Has your 13 year old suddenly been begging to go on a long bike ride? Is your 9 year old anxious to go to the park with friends – or your 7 year old asking to go on a nighttime walk around the block?
If the change happened within the last week, there’s a good chance your kids are spending their time outside playing Pokémon Go. The game-based app has become an instant phenomenon, attracting kids – and adults – to play.
Heather Trnka, the injury prevention coordinator for Akron Children’s Hospital, noticed her own 2 teens became fast fans.
“It can be like pulling teeth to drag my 14 year old away from video games to go outside,” Heather said. “But now he can’t wait to go.”
The app is built around the 1990s Nintendo Game Boy game of the same title that spurred TV shows, multiple movies and trade cards. Now reimagined to interact with your smartphone, the game follows your movements, using its GPS to alert you to nearby Pokémon that you “catch” using Poké balls.
It taps into your smartphone’s camera so that it really looks like the characters are in front of you – or on the sidewalk, in the lake, on the car dashboard, or just about anywhere else your phone is pointing.
“It can be a great way to motivate previously unmotivated kids to get exercise – and with their friends, too,” said Heather, whose other teen, 17-year-old Emily, has been out regularly hunting down Pokémon with friends (she’s currently a level 9 for those playing along).
While the game has plenty of benefits, including getting kids to exercise and socialize, parents should caution young players to be careful.
Heather encourages parents to review these 10 do’s and don’ts with kids to help them catch every Jolteon and Pidgey in the Pokémon world while still staying safe in the real world.
Go in groups. Kids are safer if they’re out in groups, versus playing the game alone.
Make it a family affair. Especially for younger children, it’s best to go as a family. This not only ensures your kids stay alert and out of harm’s way, but it’s also a great way to get exercise together.
Set boundaries. Talk to your kids about where they are and aren’t allowed to play. For example, you might explain that they can play in your neighborhood but not beyond. Even if you’re going out together, make sure your kids know they need to stay within a certain distance from you – often they can get so excited about catching a new Pokémon they can stray easily.
Keep it to daylight hours. Yes, there are nocturnal Pokémon, but let your kids, especially preteens and tweens, know that they can only go during the day. If they want to go at night, consider travelling with them, or have another trusted adult tag along.
Watch your cell phone usage. So this isn’t strictly about your child’s safety, but it’s worth noting that the game uses both Google Maps and the in-phone camera – both drain data plans quickly. If your child is playing consistently, you might want to check your data plan daily and restrict their playing time to stay within your phone plan’s limits.

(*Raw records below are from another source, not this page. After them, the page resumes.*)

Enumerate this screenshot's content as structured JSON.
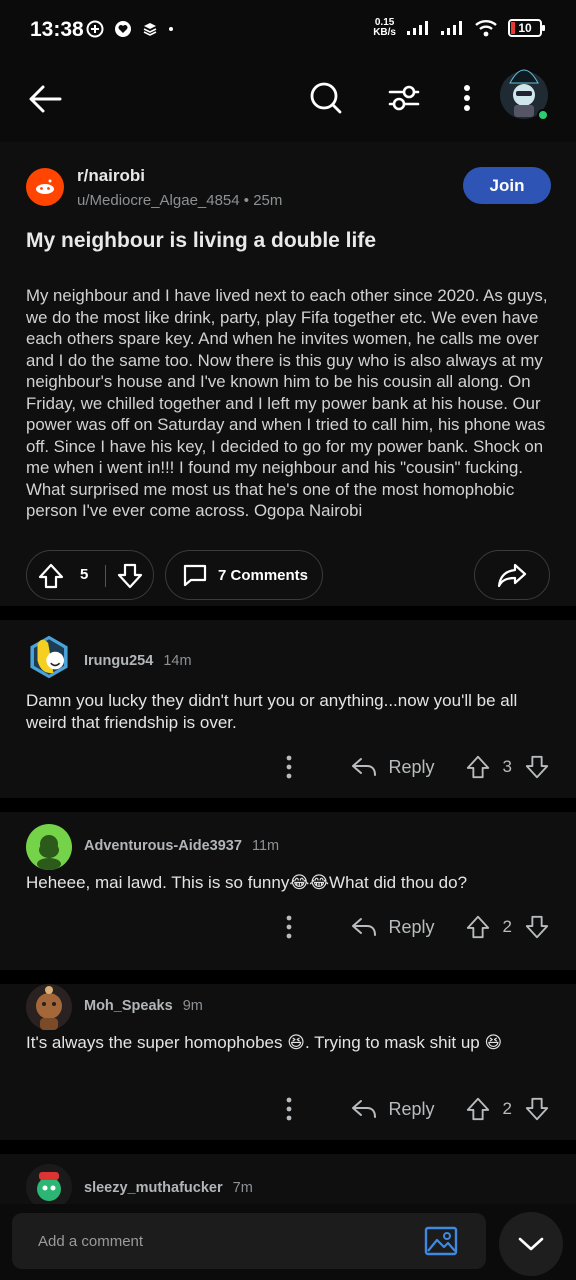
{
  "status_bar": {
    "time": "13:38",
    "net_speed_value": "0.15",
    "net_speed_unit": "KB/s",
    "battery": "10"
  },
  "top_bar": {
    "icons": [
      "back-arrow-icon",
      "search-icon",
      "filter-icon",
      "more-icon",
      "avatar"
    ]
  },
  "post": {
    "subreddit": "r/nairobi",
    "author": "u/Mediocre_Algae_4854",
    "time": "25m",
    "join_label": "Join",
    "title": "My neighbour is living a double life",
    "body": "My neighbour and I have lived next to each other since 2020. As guys, we do the most like drink, party, play Fifa together etc. We even have each others spare key. And when he invites women, he calls me over and I do the same too. Now there is this guy who is also always at my neighbour's house and I've known him to be his cousin all along. On Friday,  we chilled together and I left my power bank at his house. Our power was off on Saturday and when I tried to call him, his phone was off. Since I have his key, I decided to go for my power bank. Shock on me when i went in!!! I found my neighbour and his \"cousin\" fucking. What surprised me most us that he's one of the most homophobic person I've ever come across. Ogopa Nairobi",
    "votes": "5",
    "comments_label": "7 Comments"
  },
  "comments": [
    {
      "author": "Irungu254",
      "time": "14m",
      "text": "Damn you lucky they didn't hurt you or anything...now you'll be all weird that friendship is over.",
      "reply_label": "Reply",
      "votes": "3"
    },
    {
      "author": "Adventurous-Aide3937",
      "time": "11m",
      "text": "Heheee, mai lawd. This is so funny😂😂What did thou do?",
      "reply_label": "Reply",
      "votes": "2"
    },
    {
      "author": "Moh_Speaks",
      "time": "9m",
      "text": "It's always the super homophobes 😆. Trying to mask shit up 😆",
      "reply_label": "Reply",
      "votes": "2"
    },
    {
      "author": "sleezy_muthafucker",
      "time": "7m"
    }
  ],
  "comment_bar": {
    "placeholder": "Add a comment"
  },
  "colors": {
    "join_blue": "#2e55b5",
    "subreddit_orange": "#ff4500",
    "online_green": "#2ecc71"
  }
}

Let your phone battery get below 20%. Pokémon Go drains the phone’s battery right along with eating into the data. It’s important that your child’s phone battery doesn’t run out while playing or else she may not be able to reach you if she gets lost or needs help.
Go on private property. The game interface doesn’t identify public and private property. In other words, your kids could wander right into someone’s yard trying to nab a Caterpie.
Cross streets while playing. Kids need to stay alert while crossing streets – even within your own neighborhood. Let your kids know they need to get off their phones to cross the street.
Play and drive. As with texting and driving, playing Pokémon Go while at the wheel poses a serious risk to teens’ safety. Let your teen know that Pokémon Go is strictly off limits in the car – unless he’s in the passenger seat.
Visit unfamiliar areas. It’s easy to get distracted – and even lost – while in pursuit of an elusive Eevee, Pikachu or other character. Even for teens, encourage them to stay in places they know versus venturing off into unfamiliar territory, even if they’re with a group. Heather points out players should avoid wandering into water, too. Even what appears to be shallow water can have a sharp, unexpected drop-off.